Within the listing, how many lines hold the word "tools"? Give the number by itself.

────────────────

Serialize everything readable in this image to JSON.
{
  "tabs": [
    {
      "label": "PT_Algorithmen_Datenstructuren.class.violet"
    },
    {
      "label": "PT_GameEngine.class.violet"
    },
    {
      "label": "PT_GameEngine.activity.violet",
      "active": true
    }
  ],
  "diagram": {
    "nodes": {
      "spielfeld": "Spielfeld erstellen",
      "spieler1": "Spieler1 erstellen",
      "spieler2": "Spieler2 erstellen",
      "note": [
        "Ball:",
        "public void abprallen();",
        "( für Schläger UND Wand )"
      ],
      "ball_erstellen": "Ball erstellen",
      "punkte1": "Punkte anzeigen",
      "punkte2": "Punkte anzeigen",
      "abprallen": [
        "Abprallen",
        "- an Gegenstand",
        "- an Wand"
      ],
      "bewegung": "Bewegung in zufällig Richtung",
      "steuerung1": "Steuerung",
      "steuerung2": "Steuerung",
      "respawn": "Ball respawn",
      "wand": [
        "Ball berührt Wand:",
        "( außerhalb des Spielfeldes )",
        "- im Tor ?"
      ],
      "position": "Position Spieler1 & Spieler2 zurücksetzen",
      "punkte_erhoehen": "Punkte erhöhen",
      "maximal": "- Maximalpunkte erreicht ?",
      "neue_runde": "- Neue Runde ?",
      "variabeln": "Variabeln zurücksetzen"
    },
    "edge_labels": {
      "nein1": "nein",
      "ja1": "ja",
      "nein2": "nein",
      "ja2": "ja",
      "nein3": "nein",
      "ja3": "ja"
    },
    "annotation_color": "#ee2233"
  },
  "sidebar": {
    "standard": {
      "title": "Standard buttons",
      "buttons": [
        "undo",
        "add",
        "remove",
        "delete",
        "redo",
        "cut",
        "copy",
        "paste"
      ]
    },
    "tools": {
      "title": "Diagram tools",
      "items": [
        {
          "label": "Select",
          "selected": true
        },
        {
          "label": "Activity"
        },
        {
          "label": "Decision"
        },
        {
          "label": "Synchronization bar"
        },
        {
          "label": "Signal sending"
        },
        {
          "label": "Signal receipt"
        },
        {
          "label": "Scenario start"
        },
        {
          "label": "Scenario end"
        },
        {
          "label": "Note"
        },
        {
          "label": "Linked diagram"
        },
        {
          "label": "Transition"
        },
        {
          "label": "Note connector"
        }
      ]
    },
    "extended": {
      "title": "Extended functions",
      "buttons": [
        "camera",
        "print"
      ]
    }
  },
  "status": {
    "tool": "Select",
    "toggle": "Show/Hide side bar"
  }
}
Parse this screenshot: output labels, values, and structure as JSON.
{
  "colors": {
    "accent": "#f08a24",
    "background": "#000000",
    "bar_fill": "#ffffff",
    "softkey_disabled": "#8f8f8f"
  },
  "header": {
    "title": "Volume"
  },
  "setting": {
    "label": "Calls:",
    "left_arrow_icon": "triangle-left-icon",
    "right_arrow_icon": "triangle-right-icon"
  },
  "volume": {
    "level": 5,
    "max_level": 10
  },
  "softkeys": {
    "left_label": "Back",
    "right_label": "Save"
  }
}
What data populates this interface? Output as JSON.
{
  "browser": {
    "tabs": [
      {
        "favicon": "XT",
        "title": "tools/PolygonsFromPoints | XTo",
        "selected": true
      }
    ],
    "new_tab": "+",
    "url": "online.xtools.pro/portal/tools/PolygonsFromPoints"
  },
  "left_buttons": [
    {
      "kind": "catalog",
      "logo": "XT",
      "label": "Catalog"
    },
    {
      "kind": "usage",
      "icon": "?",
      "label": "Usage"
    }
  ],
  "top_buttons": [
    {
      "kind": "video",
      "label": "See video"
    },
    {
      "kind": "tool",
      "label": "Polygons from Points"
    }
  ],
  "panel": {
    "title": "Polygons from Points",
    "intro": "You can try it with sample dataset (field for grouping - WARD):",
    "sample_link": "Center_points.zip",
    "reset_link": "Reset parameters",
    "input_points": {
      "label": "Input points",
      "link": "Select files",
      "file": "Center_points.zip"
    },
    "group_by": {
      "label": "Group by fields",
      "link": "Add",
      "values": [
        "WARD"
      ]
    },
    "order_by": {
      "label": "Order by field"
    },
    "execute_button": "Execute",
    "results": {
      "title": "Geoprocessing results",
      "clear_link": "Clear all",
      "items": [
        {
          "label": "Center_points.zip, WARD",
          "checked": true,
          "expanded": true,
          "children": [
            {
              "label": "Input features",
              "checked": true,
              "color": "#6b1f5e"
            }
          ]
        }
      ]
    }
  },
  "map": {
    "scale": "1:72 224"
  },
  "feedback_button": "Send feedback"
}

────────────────

- **Answer to the problem**
4